### Exercise description:
Carry none of the pictures over; write out the complete data exactly.

[Opening Task data section]

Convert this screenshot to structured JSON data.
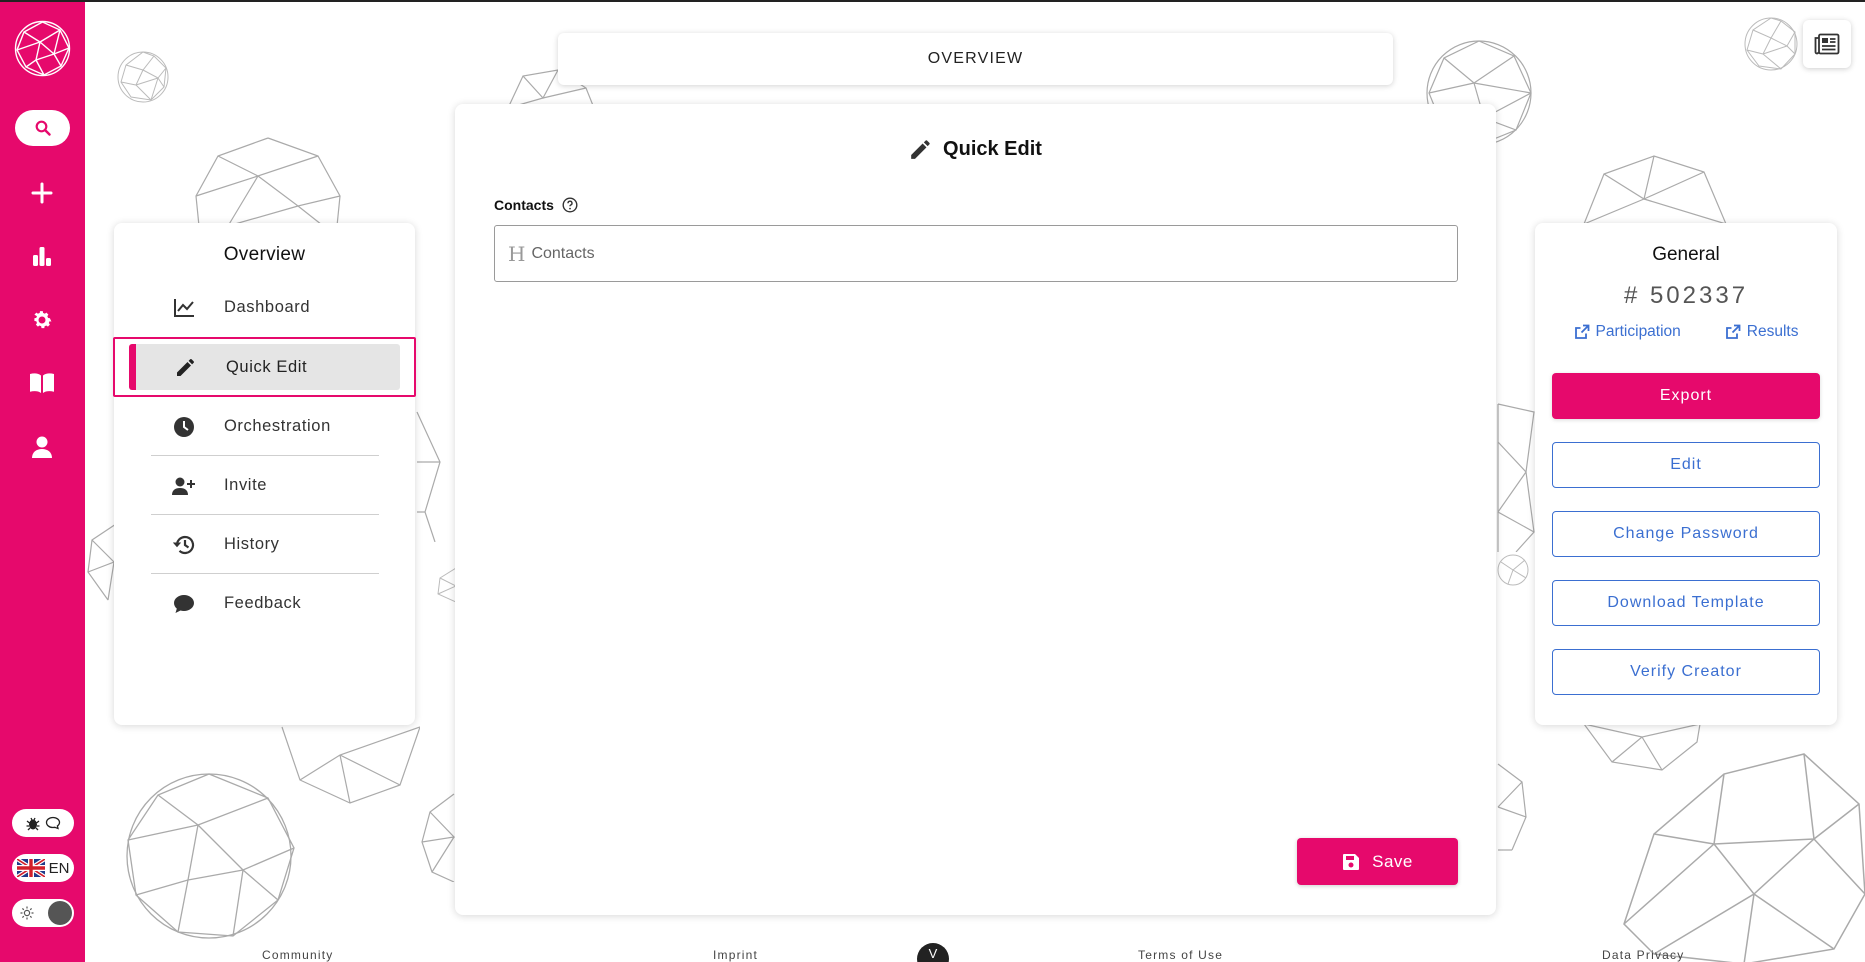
{
  "top_bar": {
    "title": "OVERVIEW"
  },
  "left_nav": {
    "title": "Overview",
    "items": [
      {
        "label": "Dashboard",
        "icon": "chart-line-icon"
      },
      {
        "label": "Quick Edit",
        "icon": "pencil-icon",
        "active": true
      },
      {
        "label": "Orchestration",
        "icon": "clock-icon"
      },
      {
        "label": "Invite",
        "icon": "user-plus-icon"
      },
      {
        "label": "History",
        "icon": "history-icon"
      },
      {
        "label": "Feedback",
        "icon": "comment-icon"
      }
    ]
  },
  "main": {
    "title": "Quick Edit",
    "field": {
      "label": "Contacts",
      "placeholder": "Contacts",
      "value": ""
    },
    "save_label": "Save"
  },
  "general": {
    "title": "General",
    "id": "# 502337",
    "links": [
      {
        "label": "Participation",
        "icon": "external-link-icon"
      },
      {
        "label": "Results",
        "icon": "external-link-icon"
      }
    ],
    "buttons": {
      "export": "Export",
      "edit": "Edit",
      "change_password": "Change Password",
      "download_template": "Download Template",
      "verify_creator": "Verify Creator"
    }
  },
  "rail": {
    "language": "EN"
  },
  "footer": {
    "community": "Community",
    "imprint": "Imprint",
    "circle": "V",
    "terms": "Terms of Use",
    "privacy": "Data Privacy"
  },
  "colors": {
    "accent": "#e6096c",
    "link": "#3b6fd1"
  }
}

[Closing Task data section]

### Answer to this problem:
Convert this screenshot to structured JSON data.
{
  "top_bar": {
    "title": "OVERVIEW"
  },
  "left_nav": {
    "title": "Overview",
    "items": [
      {
        "label": "Dashboard",
        "icon": "chart-line-icon"
      },
      {
        "label": "Quick Edit",
        "icon": "pencil-icon",
        "active": true
      },
      {
        "label": "Orchestration",
        "icon": "clock-icon"
      },
      {
        "label": "Invite",
        "icon": "user-plus-icon"
      },
      {
        "label": "History",
        "icon": "history-icon"
      },
      {
        "label": "Feedback",
        "icon": "comment-icon"
      }
    ]
  },
  "main": {
    "title": "Quick Edit",
    "field": {
      "label": "Contacts",
      "placeholder": "Contacts",
      "value": ""
    },
    "save_label": "Save"
  },
  "general": {
    "title": "General",
    "id": "# 502337",
    "links": [
      {
        "label": "Participation",
        "icon": "external-link-icon"
      },
      {
        "label": "Results",
        "icon": "external-link-icon"
      }
    ],
    "buttons": {
      "export": "Export",
      "edit": "Edit",
      "change_password": "Change Password",
      "download_template": "Download Template",
      "verify_creator": "Verify Creator"
    }
  },
  "rail": {
    "language": "EN"
  },
  "footer": {
    "community": "Community",
    "imprint": "Imprint",
    "circle": "V",
    "terms": "Terms of Use",
    "privacy": "Data Privacy"
  },
  "colors": {
    "accent": "#e6096c",
    "link": "#3b6fd1"
  }
}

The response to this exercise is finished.